CALL FOR CHAPTER PROPOSALS
“Fake news” is admittedly a very problematic phrase. Do you have better and/or innovative ways to teach and help students unpack the complexity of these concepts? Please consider submitting a book chapter proposal for our upcoming book.
Chapters are sought for the forthcoming ACRL book Teaching About “Fake News”: Lesson Plans for Different Disciplines and Audiences.
The problem of “fake news” has captured the attention of administrators and instructors, resulting in a rising demand for librarians to help students learn how to find and evaluate news sources. But we know that the phrase “fake news” is applied broadly, used to describe a myriad of media literacy issues such as misinformation, disinformation, propaganda, and hoaxes. There’s no way we can teach everything there is to know about “fake news” in a 50-minute one-shot library session. What we can do is tailor our sessions to be relevant to the specific audience. For example, a psychology class may benefit from a session about cognitive biases, while an IT class might want to talk about the non-neutrality of algorithms. Special populations such as non-traditional students or writing center tutors could also be considered.
Each chapter of this book will be designated for a specific audience, discipline, or perspective, and be written by an author with expertise in that area. In order to provide a foundation for the teaching librarian, it will begin with an overview of that specific aspect of fake news and be grounded in the established scholarship. Next it will include a brief annotated list of accessible readings that could be assigned to participants ahead of a workshop when appropriate. Authors will be asked to house a student-friendly PowerPoint version of their chapter in the ACRL Framework for Information Literacy Sandbox; the teaching librarian could use it as-is or modify it for the direct instruction portion of a session. Finally, each chapter will include hands-on activities and discussion prompts that could be used in the actual workshop.
Final chapters will be 2,000-3,000 words in length.
Submission due dates:
Submit proposals at: https://tinyurl.com/cfpfakenews by July 31, 2019
Notifications will be sent by September 1, 2019
Final chapters will be due by December 1, 2019
Possible chapter topics:
These are just examples of disciplines and audiences; we are open to others!
1. Lessons by discipline
d. Information Technology
f. Health Sciences
h. Political Science
2. Lessons by audience
a. Writing Center
b. Senior Citizen groups

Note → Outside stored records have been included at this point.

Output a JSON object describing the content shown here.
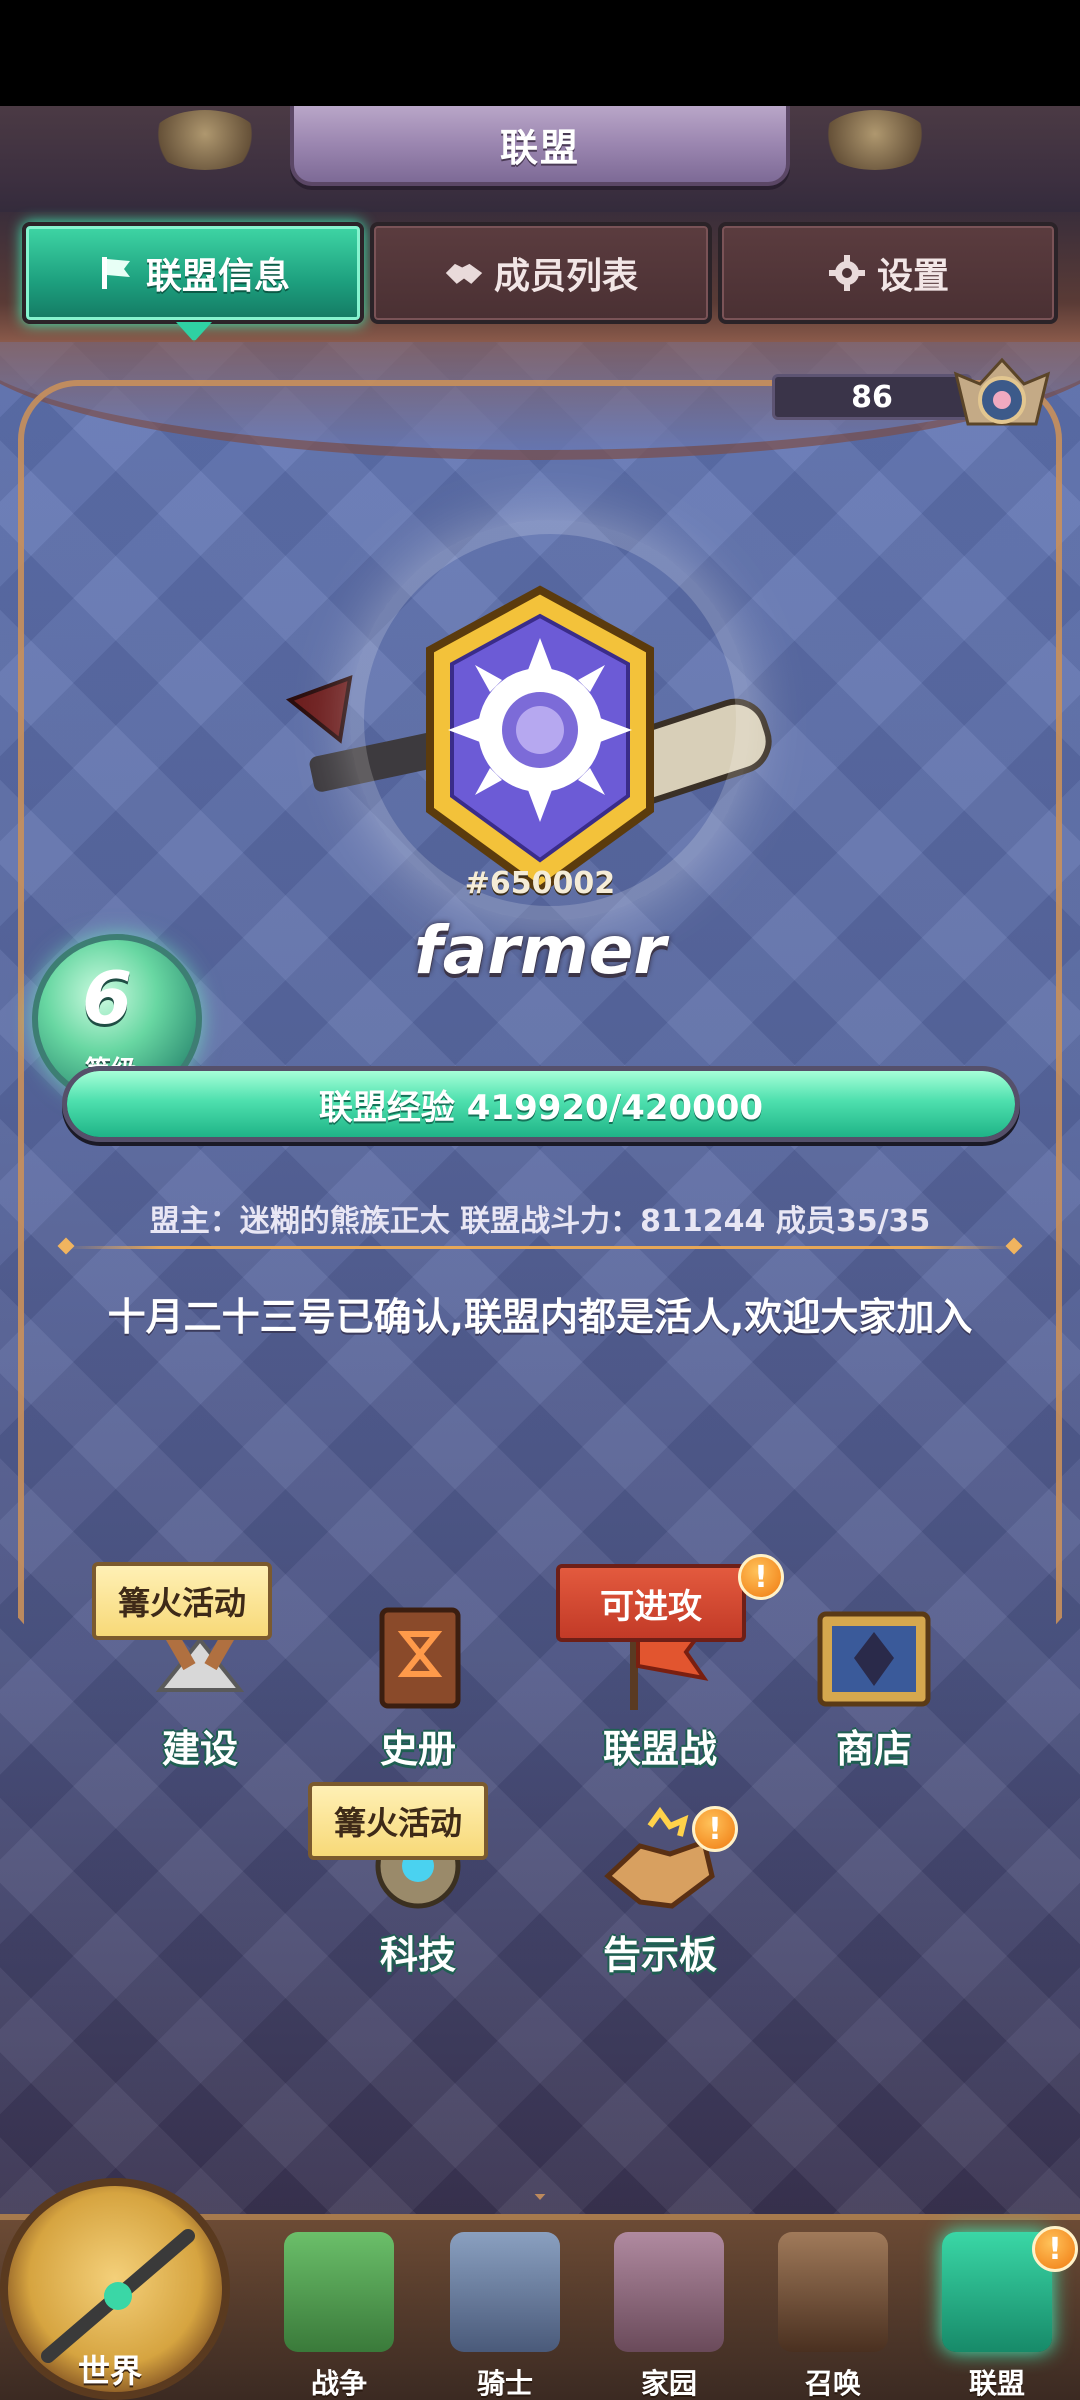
{
  "header": {
    "title": "联盟"
  },
  "tabs": [
    {
      "label": "联盟信息",
      "icon": "flag-icon",
      "active": true
    },
    {
      "label": "成员列表",
      "icon": "handshake-icon",
      "active": false
    },
    {
      "label": "设置",
      "icon": "gear-icon",
      "active": false
    }
  ],
  "season": {
    "value": "86"
  },
  "alliance": {
    "id": "#650002",
    "name": "farmer",
    "level": "6",
    "level_label": "等级",
    "exp_text": "联盟经验 419920/420000",
    "exp_fraction": 0.9998,
    "info": "盟主：迷糊的熊族正太  联盟战斗力：811244 成员35/35",
    "notice": "十月二十三号已确认,联盟内都是活人,欢迎大家加入"
  },
  "features": {
    "build": {
      "label": "建设",
      "tag": "篝火活动"
    },
    "history": {
      "label": "史册"
    },
    "war": {
      "label": "联盟战",
      "tag": "可进攻",
      "alert": "!"
    },
    "shop": {
      "label": "商店"
    },
    "tech": {
      "label": "科技",
      "tag": "篝火活动"
    },
    "board": {
      "label": "告示板",
      "alert": "!"
    }
  },
  "bottom_nav": {
    "world": "世界",
    "items": [
      {
        "label": "战争",
        "icon": "map-icon"
      },
      {
        "label": "骑士",
        "icon": "knight-icon"
      },
      {
        "label": "家园",
        "icon": "house-icon"
      },
      {
        "label": "召唤",
        "icon": "train-icon"
      },
      {
        "label": "联盟",
        "icon": "alliance-icon",
        "active": true,
        "alert": "!"
      }
    ]
  },
  "colors": {
    "accent": "#3fd6a5",
    "frame": "#c9905b",
    "panel": "#5a6aa4",
    "alert": "#f07a10"
  }
}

c. First-year students
Authors should complete the following form to submit proposals: https://tinyurl.com/cfpfakenews
Proposals will include:
1. Discipline or audience addressed
2. 100 word abstract of proposed chapter
3. A sample learning activity
Email firstname.lastname@example.org with any questions.
Candice Benjes-Small, Head of Research, and Mary K. Oberlies, Research and Instruction Librarian, William & Mary; Carol Wittig, Head of Research and Instruction, University of Richmond